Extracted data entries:
· · · · · · ·

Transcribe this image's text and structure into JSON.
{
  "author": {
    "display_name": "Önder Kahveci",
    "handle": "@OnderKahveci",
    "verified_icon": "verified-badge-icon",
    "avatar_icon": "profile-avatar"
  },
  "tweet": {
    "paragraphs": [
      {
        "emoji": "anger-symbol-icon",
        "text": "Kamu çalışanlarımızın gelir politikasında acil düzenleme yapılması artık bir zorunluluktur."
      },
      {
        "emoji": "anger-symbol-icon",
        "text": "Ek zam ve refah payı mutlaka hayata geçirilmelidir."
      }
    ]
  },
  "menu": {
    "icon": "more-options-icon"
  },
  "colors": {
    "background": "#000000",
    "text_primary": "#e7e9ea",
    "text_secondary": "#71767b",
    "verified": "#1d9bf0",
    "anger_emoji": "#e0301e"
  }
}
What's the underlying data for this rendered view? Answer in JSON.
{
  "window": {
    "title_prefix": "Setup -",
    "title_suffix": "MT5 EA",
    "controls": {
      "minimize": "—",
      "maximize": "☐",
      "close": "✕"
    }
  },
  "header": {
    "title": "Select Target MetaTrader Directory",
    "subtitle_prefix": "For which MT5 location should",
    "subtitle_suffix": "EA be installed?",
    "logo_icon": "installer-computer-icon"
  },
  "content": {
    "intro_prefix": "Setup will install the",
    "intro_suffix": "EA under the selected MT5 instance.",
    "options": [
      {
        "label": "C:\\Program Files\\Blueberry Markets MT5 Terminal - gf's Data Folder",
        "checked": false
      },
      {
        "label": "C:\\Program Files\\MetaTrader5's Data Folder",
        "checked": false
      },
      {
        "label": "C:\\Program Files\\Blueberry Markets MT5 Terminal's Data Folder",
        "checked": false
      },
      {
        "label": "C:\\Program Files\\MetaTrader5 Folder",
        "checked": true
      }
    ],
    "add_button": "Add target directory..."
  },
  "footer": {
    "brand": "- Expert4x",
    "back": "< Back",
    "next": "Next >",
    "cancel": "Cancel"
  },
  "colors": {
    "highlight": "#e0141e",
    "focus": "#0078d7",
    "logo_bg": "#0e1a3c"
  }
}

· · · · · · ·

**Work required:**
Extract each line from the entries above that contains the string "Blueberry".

**Exercise output:**
        "label": "C:\\Program Files\\Blueberry Markets MT5 Terminal - gf's Data Folder",
        "label": "C:\\Program Files\\Blueberry Markets MT5 Terminal's Data Folder",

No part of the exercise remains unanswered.